My mother loves to tell a story about when I was living in the UK and I arrived back home for a visit. Allegedly I opened the fridge and cried: “what no aubergine!”. To her this one phrase signified not only that I had become a horrible food snob but an anglicised one at that. To me it points to a clear neglect of a fabulous vegetable, although she has since mended her ways……In retrospect though I should probably have yelled “what no brinjal!”, as eggplant is a native of India. But then maybe mum was right as its hard to get the same snobby intonation in the word brinjal as it is in aubergine. If you don’t believe me try saying the words aloud. What ever you call it, and you may also be familiar with the Italian Melanzana, or the Arabic al-badinjan to mention but 2 others , its great to grow and great to cook with. Incidently the name eggplant apparently derives from some, then prized, 18th century cultivars which resembled goose eggs and it is this name which is used in Australia, New Zealand, Canada and the US.
How I grow it:
I have only ever grown eggplant in pots – although this year I do plan to try them in my main garden bed. I like them in pots though, they fruit, they don’t take up too much space and you can move them to follow the sun to try and get the most out of the season. Eggplants are perennial so they may survive a Melbourne winter. I have yet to achieve this though although I have heard about gardeners locally who have. Eggplants generally need staking to support the weight of the fruit. I fertilise pot grown Eggplants every month with liquid fertiliser as the watering process tends to wash away some of the potting mixes nutrients, but in the ground I think I would rely on nutrients in the soil (provided the soil is of a decent quality) as too much fertiliser may encourage the production of leaves over fruits.
This year I grew eggplants from both seed and store bought seedlings. Both have been successful.
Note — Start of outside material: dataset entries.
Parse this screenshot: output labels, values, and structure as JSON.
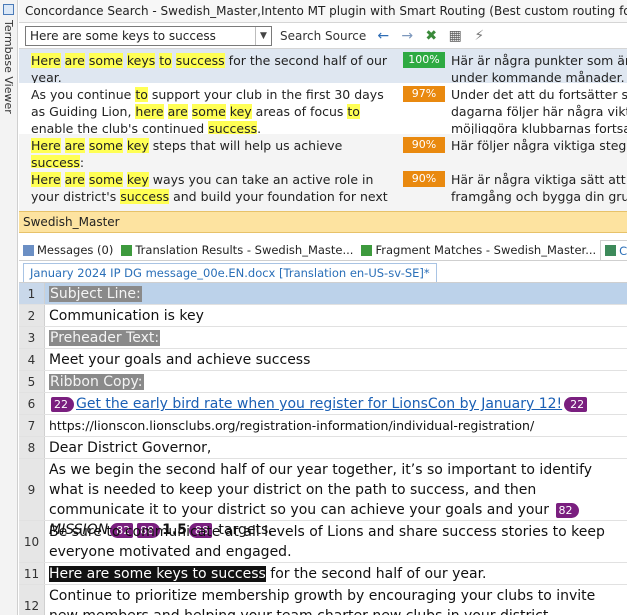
{
  "termbase_viewer": {
    "label": "Termbase Viewer"
  },
  "concordance": {
    "title": "Concordance Search - Swedish_Master,Intento MT plugin with Smart Routing (Best custom routing for Lions Club)",
    "search_value": "Here are some keys to success",
    "search_source_label": "Search Source",
    "results": [
      {
        "score": "100%",
        "score_color": "#2eaa42",
        "source_parts": [
          {
            "t": "Here",
            "h": true
          },
          {
            "t": " ",
            "h": false
          },
          {
            "t": "are",
            "h": true
          },
          {
            "t": " ",
            "h": false
          },
          {
            "t": "some",
            "h": true
          },
          {
            "t": " ",
            "h": false
          },
          {
            "t": "keys",
            "h": true
          },
          {
            "t": " ",
            "h": false
          },
          {
            "t": "to",
            "h": true
          },
          {
            "t": " ",
            "h": false
          },
          {
            "t": "success",
            "h": true
          },
          {
            "t": " for the second half of our year.",
            "h": false
          }
        ],
        "target_lines": [
          "Här är några punkter som är a",
          "under kommande månader."
        ]
      },
      {
        "score": "97%",
        "score_color": "#e9890f",
        "source_parts": [
          {
            "t": "As you continue ",
            "h": false
          },
          {
            "t": "to",
            "h": true
          },
          {
            "t": " support your club in the first 30 days as Guiding Lion, ",
            "h": false
          },
          {
            "t": "here",
            "h": true
          },
          {
            "t": " ",
            "h": false
          },
          {
            "t": "are",
            "h": true
          },
          {
            "t": " ",
            "h": false
          },
          {
            "t": "some",
            "h": true
          },
          {
            "t": " ",
            "h": false
          },
          {
            "t": "key",
            "h": true
          },
          {
            "t": " areas of focus ",
            "h": false
          },
          {
            "t": "to",
            "h": true
          },
          {
            "t": " enable the club's continued ",
            "h": false
          },
          {
            "t": "success",
            "h": true
          },
          {
            "t": ".",
            "h": false
          }
        ],
        "target_lines": [
          "Under det att du fortsätter stö",
          "dagarna följer här några viktig",
          "möjliggöra klubbarnas fortsat"
        ]
      },
      {
        "score": "90%",
        "score_color": "#e9890f",
        "source_parts": [
          {
            "t": "Here",
            "h": true
          },
          {
            "t": " ",
            "h": false
          },
          {
            "t": "are",
            "h": true
          },
          {
            "t": " ",
            "h": false
          },
          {
            "t": "some",
            "h": true
          },
          {
            "t": " ",
            "h": false
          },
          {
            "t": "key",
            "h": true
          },
          {
            "t": " steps that will help us achieve ",
            "h": false
          },
          {
            "t": "success",
            "h": true
          },
          {
            "t": ":",
            "h": false
          }
        ],
        "target_lines": [
          "Här följer några viktiga steg so"
        ]
      },
      {
        "score": "90%",
        "score_color": "#e9890f",
        "source_parts": [
          {
            "t": "Here",
            "h": true
          },
          {
            "t": " ",
            "h": false
          },
          {
            "t": "are",
            "h": true
          },
          {
            "t": " ",
            "h": false
          },
          {
            "t": "some",
            "h": true
          },
          {
            "t": " ",
            "h": false
          },
          {
            "t": "key",
            "h": true
          },
          {
            "t": " ways you can take an active role in your district's ",
            "h": false
          },
          {
            "t": "success",
            "h": true
          },
          {
            "t": " and build your foundation for next year.",
            "h": false
          }
        ],
        "target_lines": [
          "Här är några viktiga sätt att ta",
          "framgång och bygga din grun"
        ]
      }
    ],
    "tm_name": "Swedish_Master"
  },
  "tabs": [
    {
      "label": "Messages (0)",
      "icon": "messages-icon",
      "active": false
    },
    {
      "label": "Translation Results - Swedish_Maste...",
      "icon": "translation-results-icon",
      "active": false
    },
    {
      "label": "Fragment Matches - Swedish_Master...",
      "icon": "fragment-matches-icon",
      "active": false
    },
    {
      "label": "Concordance Se",
      "icon": "concordance-icon",
      "active": true
    }
  ],
  "document_tab": "January 2024 IP DG message_00e.EN.docx [Translation en-US-sv-SE]*",
  "segments": {
    "s1": "Subject Line:",
    "s2": "Communication is key",
    "s3": "Preheader Text:",
    "s4": "Meet your goals and achieve success",
    "s5": "Ribbon Copy:",
    "s6_tag": "22",
    "s6_link": "Get the early bird rate when you register for LionsCon by January 12!",
    "s7": "https://lionscon.lionsclubs.org/registration-information/individual-registration/",
    "s8": "Dear District Governor,",
    "s9_a": "As we begin the second half of our year together, it’s so important to identify what is needed to keep your district on the path to success, and then communicate it to your district so you can achieve your goals and your ",
    "s9_tag1": "82",
    "s9_mission": "MISSION",
    "s9_tag2": "88",
    "s9_num": "1.5",
    "s9_b": " targets.",
    "s10": "Be sure to communicate at all levels of Lions and share success stories to keep everyone motivated and engaged.",
    "s11_hl": "Here are some keys to success",
    "s11_rest": " for the second half of our year.",
    "s12": "Continue to prioritize membership growth by encouraging your clubs to invite new members and helping your team charter new clubs in your district."
  },
  "segment_numbers": [
    "1",
    "2",
    "3",
    "4",
    "5",
    "6",
    "7",
    "8",
    "9",
    "10",
    "11",
    "12"
  ]
}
The 3 types I have grown this year are: Early long purple, Lebanese bunching and something called ‘Patio Eggplant” and frankly all have had something to recommend them: The Lebanese type has been the most prolific, the long purple has produced nearly as many as the Lebanese type but has far softer skin once cooked and the ‘Patio Eggplant’ has produced the largest and ‘meatiest’ fruit. Perfect for Eggplant or Brinjal Curry.
What I use it for:
In this recipe the eggplant doesn’t really look like eggplant which is a considerable advantage if your 4 year has an avowed dislike of eggplants (referring to it as Brinjal curry also helps in this respect).
- 4 tablespoons canola (or similar light cooking) oil
- 2 onions – chopped
- 3 garlic cloves – chopped
- A knob of ginger (about 2cm in length) – chopped
- ¼ tspn chilli powder or 2 red chillies finely chopped. (This will make it mild as I cook for young children, double (or more) the quantity if you like things hot.)
- ½ teaspoon of turmeric
- 2 large tomatoes finely chopped
- A small bunch of coriander – chopped
- About 600 – 700 gram of eggplant (you do not need to be exact over or under will be fine)
- 1 teaspoon garam masala*
- Juice of half a small lemon
Prick the eggplants and place on a baking sheet in an oven set to 210 degrees. Cook until the skin collapses when touched. (For a smokier version you can cook the eggplants over a gas flame or BBQ but using the oven works fine and is far less time consuming than cooking them over a gas flame. ) Puree the onion with the garlic and ginger. I find I don’t have to add water when pureeing Australian onions, however if you have a drier variety you may need to add to splash of water into the food processor get a puree.
Heat the oil and fry the onion mixture with the turmeric over a medium heat. Fry until the colour of the mixture deepens and becomes a rich golden colour. Add tomatoes and coriander and chilli. Cook until the tomatoes collapse and merge with the onion mixture to become a sauce. Add the eggplant. Season with salt. Cook for another 10 minutes. Add garam masala and lemon juice. Garnish with additional coriander. Serve
*To make Garam Masala:
I like my garam masala with a bit of cumin and coriander in it – I find it easier to use than the stronger versions which tend to omit these ingredients (and are a lot heavier on the black pepper). You can choose to omit the cumin and coriander from this recipe if you prefer.
- 1 tblspn cumin seeds.
- 1 tblspn coriander seeds
- 1 stick cinnamon
- 1 tspn cloves
- ¼ of a whole nutmeg grated
- 2 black cardamom pods
- 1 tablespoon seed from green cardamom pods
- 1 tspn black peppercorns
Heat a frypan on the top of the stove and add all the spices except the nutmeg and cloves. Dry fry the spices until fragrant. Allow them to cool. Grind all spices together in a spice grinder.
This mixture will keep its flavour for about 3 months (although the fresher the better).